The album, entitled “Salute to Gaza”, is bursting with energy from a part of the Middle East where 1.8 million people are cut off from the rest of the world. The music, the power and the joy tell the story of how we in the Western world should start to look at Gaza from a different angle. Instead of allowing ourselves to be infected by a fear that is way over the top, we should rather take a look into what the world is missing when we turn a blind eye to all this energy and vitality that is locked away.
On “Salute to Gaza” we hear familiar Palestinian traditional songs accompanied by oud, nay (flute), khanoon (table harp), double bass and percussion. Suhail Khoury has also written a completely new song, a tribute to Gaza and the people who live there. The songs, accompanied by a large string and woodwind ensemble, have been arranged by Kjetil Bjerkestrand. All the musicians and singers in the choir are students in the Edward Said National Conservatory of Music (ESNCM), which has departments in four locations in the Palestine territories: Ramallah, Jerusalem, Bethlehem and Gaza. Recording of the instruments was mostly done in the ESNCM studio in Ramallah, which has a collaborative agreement with KKV. The choir and soloists were recorded in a modern studio in Gaza. The equipment in the studio was smuggled through tunnels from Egypt before they were closed and destroyed two years ago.

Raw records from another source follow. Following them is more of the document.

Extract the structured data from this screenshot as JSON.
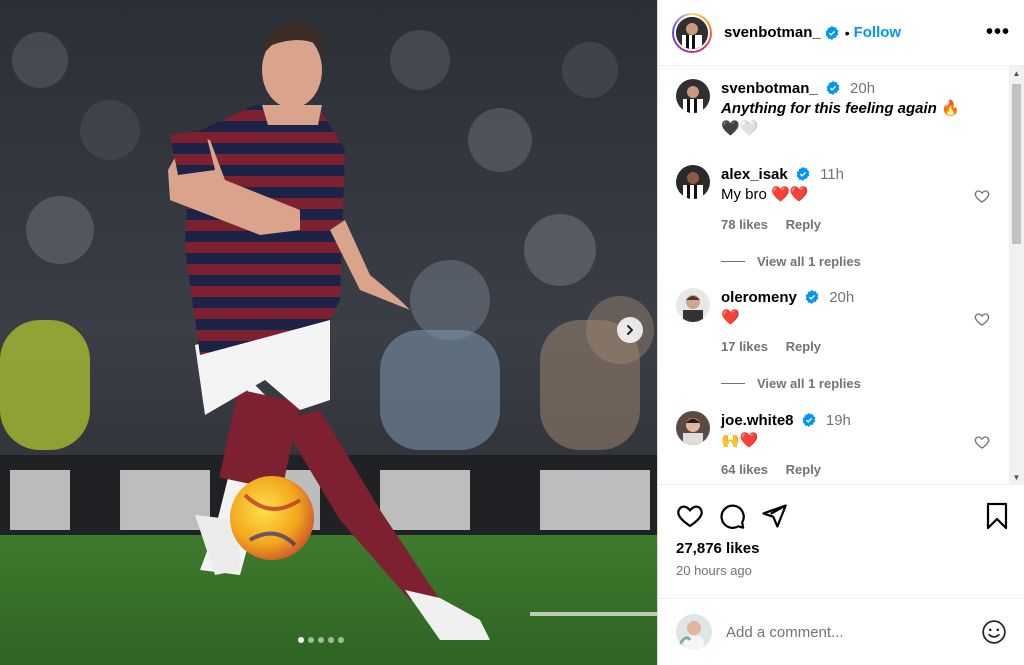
{
  "header": {
    "username": "svenbotman_",
    "verified": true,
    "separator": "•",
    "follow_label": "Follow",
    "more_label": "•••"
  },
  "caption": {
    "username": "svenbotman_",
    "time": "20h",
    "text": "Anything for this feeling again",
    "text_emoji": "🔥",
    "line2": "🖤🤍"
  },
  "comments": [
    {
      "username": "alex_isak",
      "time": "11h",
      "text": "My bro ❤️❤️",
      "likes": "78 likes",
      "reply_label": "Reply",
      "view_replies": "View all 1 replies"
    },
    {
      "username": "oleromeny",
      "time": "20h",
      "text": "❤️",
      "likes": "17 likes",
      "reply_label": "Reply",
      "view_replies": "View all 1 replies"
    },
    {
      "username": "joe.white8",
      "time": "19h",
      "text": "🙌❤️",
      "likes": "64 likes",
      "reply_label": "Reply"
    }
  ],
  "post": {
    "likes": "27,876 likes",
    "ago": "20 hours ago"
  },
  "add_comment": {
    "placeholder": "Add a comment..."
  },
  "carousel": {
    "total_slides": 5,
    "active_slide": 1
  },
  "colors": {
    "accent": "#0095f6",
    "verified": "#0095f6",
    "secondary_text": "#737373",
    "heart_red": "#ed4956"
  },
  "icons": [
    "verified-badge-icon",
    "heart-icon",
    "comment-icon",
    "share-icon",
    "bookmark-icon",
    "emoji-icon",
    "chevron-right-icon",
    "more-icon"
  ]
}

The album is released by KKV and produced by Erik Hillestad. He and the sound recordist Martin Abrahamsen had to wait a year before the Israelis granted an entry permit to Gaza in January 2016, after three applications. The album, funded by the Norwegian Ministry of Foreign Affairs, has a richly designed cover by the Lebanese artist Tania Saleh, who is also one of KKV’s artists.